help to you about your work. She is however preparing her
mind to take hold of work somewhere. Her heart is torn at
the thought of breaking up & going different ways as they have
always been together. Before this you will have recd my
letter on the subject of boarding instead of buying a farm.
If Br. Dunn is unwilling to obligate himself to take the farm back
in case I should want to leave I do not think upon the whole
that I had better purchase for these reasons. 1. I might not
want to rest from preaching more than 2 years. 2 In case I
should want to labor in the far west or south I should
want my family with me. I cant think of locating you
& roving far & near myself unless it becomes indispensable.
3. If I attempt to write it will be too much care for me.
4. Father & mother dont like to go there. 5. Should I be
taken away you would not want it. 6. Should you be
taken I could not stay there without you. 7. A house & barn
& garden is all I can well see to & write. 8. On many accounts
I should prefer boarding as that would give your whole time
to your children. 9. If after a fair experiment it was ascertained
that I shall not so recover as to be able to preach in that
case I might then make a permanent arrangement & purchase.
If you approve of it as I said before & Br. & Sister Dunn are
amind to take us at such a lay that I can pay them
without embarrassment I should prefer boarding there
to any where I know of. Which do you prefer keeping house or
boarding? To move our furniture will be expensive.
I am still undecided what to do about staying here this winter.
I preached twice yesterday & feel pretty well to day. Some
interest is waking up & several yesterday professed submission
to God. The church beg me to stay if I can only sit in
the pulpit & not preach at all. Some of the most judicious
of them think the church would scatter in every direction
as soon as it was known that I was going on account of
the abolition movements. Sometimes I feel so well that I think
I will stay then again when I get fatigued I think I
will not preach again but will leave immediately.
I hope to be able to determine soon. If I conclude to
stay I shall come after you, or send. If I dont stay I
hope to be with you soon. Did your things come
safe to hand? What else shall I bring if I come to spend
the winter with you, & dont conclude to buy that farm?
I am sitting for my portrait again on condition that
Br. Green shall give it to my family in case I should
be taken away. I wish you were here to have yours taken.
If we board & Emily Seely comes with us can you &
she get along with the work? Can they make room

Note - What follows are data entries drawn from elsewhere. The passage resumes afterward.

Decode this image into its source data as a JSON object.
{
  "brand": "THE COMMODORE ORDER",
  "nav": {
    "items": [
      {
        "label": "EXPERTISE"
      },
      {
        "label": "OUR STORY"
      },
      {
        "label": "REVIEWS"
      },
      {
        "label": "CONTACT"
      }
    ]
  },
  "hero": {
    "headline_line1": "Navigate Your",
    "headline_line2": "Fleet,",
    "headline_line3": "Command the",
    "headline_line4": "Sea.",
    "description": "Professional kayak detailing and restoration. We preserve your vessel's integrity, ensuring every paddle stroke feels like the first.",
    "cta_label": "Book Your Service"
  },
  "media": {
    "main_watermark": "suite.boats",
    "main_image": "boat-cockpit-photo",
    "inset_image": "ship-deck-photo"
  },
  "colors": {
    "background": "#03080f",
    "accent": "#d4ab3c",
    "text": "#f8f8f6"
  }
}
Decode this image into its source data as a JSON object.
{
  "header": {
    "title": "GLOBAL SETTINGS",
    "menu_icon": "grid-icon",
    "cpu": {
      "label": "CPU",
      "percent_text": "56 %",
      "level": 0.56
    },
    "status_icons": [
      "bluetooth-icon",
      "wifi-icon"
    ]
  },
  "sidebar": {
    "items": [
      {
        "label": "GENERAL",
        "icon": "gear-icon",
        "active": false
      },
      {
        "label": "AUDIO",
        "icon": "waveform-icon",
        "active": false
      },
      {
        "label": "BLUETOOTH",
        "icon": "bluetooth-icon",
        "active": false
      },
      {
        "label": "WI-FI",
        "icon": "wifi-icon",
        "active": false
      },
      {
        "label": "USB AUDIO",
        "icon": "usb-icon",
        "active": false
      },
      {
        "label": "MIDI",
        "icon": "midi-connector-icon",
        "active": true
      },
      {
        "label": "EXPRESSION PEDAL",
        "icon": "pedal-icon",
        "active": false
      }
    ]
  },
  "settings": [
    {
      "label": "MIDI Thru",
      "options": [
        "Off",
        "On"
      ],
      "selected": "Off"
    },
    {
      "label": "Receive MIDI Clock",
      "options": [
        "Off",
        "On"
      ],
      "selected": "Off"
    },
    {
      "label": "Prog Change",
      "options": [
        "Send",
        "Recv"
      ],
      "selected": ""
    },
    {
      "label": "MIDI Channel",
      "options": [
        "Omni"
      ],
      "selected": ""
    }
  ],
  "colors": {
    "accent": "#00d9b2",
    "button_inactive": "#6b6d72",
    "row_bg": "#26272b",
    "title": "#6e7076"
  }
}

for her at Br. Dunn's. If we keep house what do you
say to going to Stephentown Br. Beach's house is empty?
It is near Judge Platts. No religious privileges there.
I suppose we might get a house in Rome but I
hate a village & besides it is unhealthy there.
Br. Dunn will I suppose at all events keep us this
winter if I come back there. Let me know immediately
what you think as if I come there I want to make arrange
ments accordingly. I dont know what to do with our
furniture it is scattered here & there? Shall I sell it or no?
I should think Br. Ingersolls folks must have been
nearly deranged by the manner in which they left things.
Br. Green has not been after Foote & I dont know
as he will go. Br. Spencer is to be here this week.
Perhaps I shall stay & get him to help.
If I leave the city my mind is to be dismissed
from the church. Should I get well I can come
& labor here as well as if I was pastor & while
I am pastor the church will never be satisfied
with any one else. I must throw them off from all
dependence on me. as I fear they are trusting
in an arm of flesh. Where is Charles' knife?
My ruler I found in the stand drawer.
Br. Greens number is altered to no.17 instead of 7.
I want to see you unspeakably. Give the babes many
sweet kisses for Pa. Tell them I try to pray for them.
Weather remarkably pleasant here. Our congregations
large as ever. Bible casses filling up again.
All send love. Your husband. C. G. Finney.
Love to that Dr. family & to all friends.